Syntroleum is seeking to change that image, but even this company might seem a little nutty to some onlookers. It's in the development stage with Tyson Foods (NYSE: TSN ) to build biodiesel plants that will use low-grade chicken fat and grease that's too impure to use in traditional biodiesel conversion processes. It will then take that product and run it through a proprietary "Bio-Synfining" process to create a high-grade alternative fuel. So maybe instead of thinking about french fries, we'll now want to make a trip to KFC after a biodiesel car rolls by.
The company also has the U.S. Air Force looking at the process for its jet-fuel capabilities. CDI (NYSE: CDI ) is working with the Syntroleum-Tyson joint development company to build a jet-fuel plant in Louisiana.
Still, as promising as this sounds, a lot of words are in the future tense when discussion ensues. words The biodiesel products this company will produce are still quite a way off, and the company admits in its SEC filings that it doesn't expect to realize any significant revenue from its facilities for at least the "near future."
The lack of revenue keeps some investors cautious on this company, even if the end product might be useful. For example, CAPS player adallik sees problems if Syntroleum has to go back to the credit markets to raise money during a time of illiquidity: "Syntroleum's near-term revenues are not enough to cover operating costs, requiring the firm to find new revenue and funding sources. A weakened credit market could hamper the company's ability to raise funds and delay projects."
On the other side, msol800 finds Syntroleum to be a long-term investment that will ultimately turn profitable through the combination of business services it provides:
In the long term this is a must have. [Syntroleum] is taking fats and upgrading into a high quality diesel fuel using well established hydroprocessing techniques. With distillate spreads looking very strong for the next several years this technology provides a way to produce diesel/kero without the high priced oil feedstock. Process is hydrogen intensive but if [you're] bullish on the price of oil, this is a cheap way to get in and take advantage of great margins.
Finding value under rocks

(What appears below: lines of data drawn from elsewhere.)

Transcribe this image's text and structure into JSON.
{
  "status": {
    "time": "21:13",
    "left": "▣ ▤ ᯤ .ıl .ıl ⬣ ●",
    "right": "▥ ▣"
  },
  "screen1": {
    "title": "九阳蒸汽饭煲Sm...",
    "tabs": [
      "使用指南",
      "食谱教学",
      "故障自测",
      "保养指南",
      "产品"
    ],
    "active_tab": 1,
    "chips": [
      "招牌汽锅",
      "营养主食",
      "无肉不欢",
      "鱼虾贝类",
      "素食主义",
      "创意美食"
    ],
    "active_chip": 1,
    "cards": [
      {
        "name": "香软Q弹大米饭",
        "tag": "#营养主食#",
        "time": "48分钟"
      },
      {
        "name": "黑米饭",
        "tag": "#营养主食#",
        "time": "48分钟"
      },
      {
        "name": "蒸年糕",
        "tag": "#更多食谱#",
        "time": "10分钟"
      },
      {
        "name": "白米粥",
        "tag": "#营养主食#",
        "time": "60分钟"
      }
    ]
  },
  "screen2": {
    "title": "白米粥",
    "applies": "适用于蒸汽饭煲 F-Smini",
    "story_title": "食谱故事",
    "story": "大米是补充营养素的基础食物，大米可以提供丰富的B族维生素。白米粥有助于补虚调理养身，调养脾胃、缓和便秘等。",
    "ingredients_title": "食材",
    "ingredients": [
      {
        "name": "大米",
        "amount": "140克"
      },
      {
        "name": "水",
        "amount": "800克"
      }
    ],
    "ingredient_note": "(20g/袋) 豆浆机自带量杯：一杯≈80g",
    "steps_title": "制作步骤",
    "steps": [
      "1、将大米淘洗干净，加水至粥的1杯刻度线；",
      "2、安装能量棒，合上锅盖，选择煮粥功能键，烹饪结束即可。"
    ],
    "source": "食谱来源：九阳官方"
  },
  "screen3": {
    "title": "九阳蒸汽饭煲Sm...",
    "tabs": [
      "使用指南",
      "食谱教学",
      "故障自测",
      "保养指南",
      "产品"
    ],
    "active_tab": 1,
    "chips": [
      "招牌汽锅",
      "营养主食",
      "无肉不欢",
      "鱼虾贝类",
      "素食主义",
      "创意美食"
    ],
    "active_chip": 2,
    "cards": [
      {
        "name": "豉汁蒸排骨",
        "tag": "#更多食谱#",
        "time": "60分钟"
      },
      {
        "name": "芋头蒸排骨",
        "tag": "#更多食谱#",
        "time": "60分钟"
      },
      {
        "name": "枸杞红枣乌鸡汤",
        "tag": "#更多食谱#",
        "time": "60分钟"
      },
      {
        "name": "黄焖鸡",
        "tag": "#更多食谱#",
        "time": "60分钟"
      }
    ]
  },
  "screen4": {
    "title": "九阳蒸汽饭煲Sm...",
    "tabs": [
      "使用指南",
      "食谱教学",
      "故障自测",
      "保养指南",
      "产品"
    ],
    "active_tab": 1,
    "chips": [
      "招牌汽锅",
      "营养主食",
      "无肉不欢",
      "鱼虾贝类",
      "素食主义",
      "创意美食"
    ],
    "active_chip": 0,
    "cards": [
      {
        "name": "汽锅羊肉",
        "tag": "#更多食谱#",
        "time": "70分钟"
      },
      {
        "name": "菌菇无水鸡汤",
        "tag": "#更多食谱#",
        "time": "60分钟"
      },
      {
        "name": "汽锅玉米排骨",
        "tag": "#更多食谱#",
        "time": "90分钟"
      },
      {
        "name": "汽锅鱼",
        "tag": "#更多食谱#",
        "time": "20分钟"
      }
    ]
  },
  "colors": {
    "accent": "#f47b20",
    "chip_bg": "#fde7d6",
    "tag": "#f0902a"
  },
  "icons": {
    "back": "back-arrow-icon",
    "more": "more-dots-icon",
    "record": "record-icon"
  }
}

So there you have it -- five low-rated laggards that have gotten big endorsements from some of the best and brightest investors in the CAPS community. If you want to add your two cents on these or any other companies, sign up to join Motley Fool CAPS, absolutely free.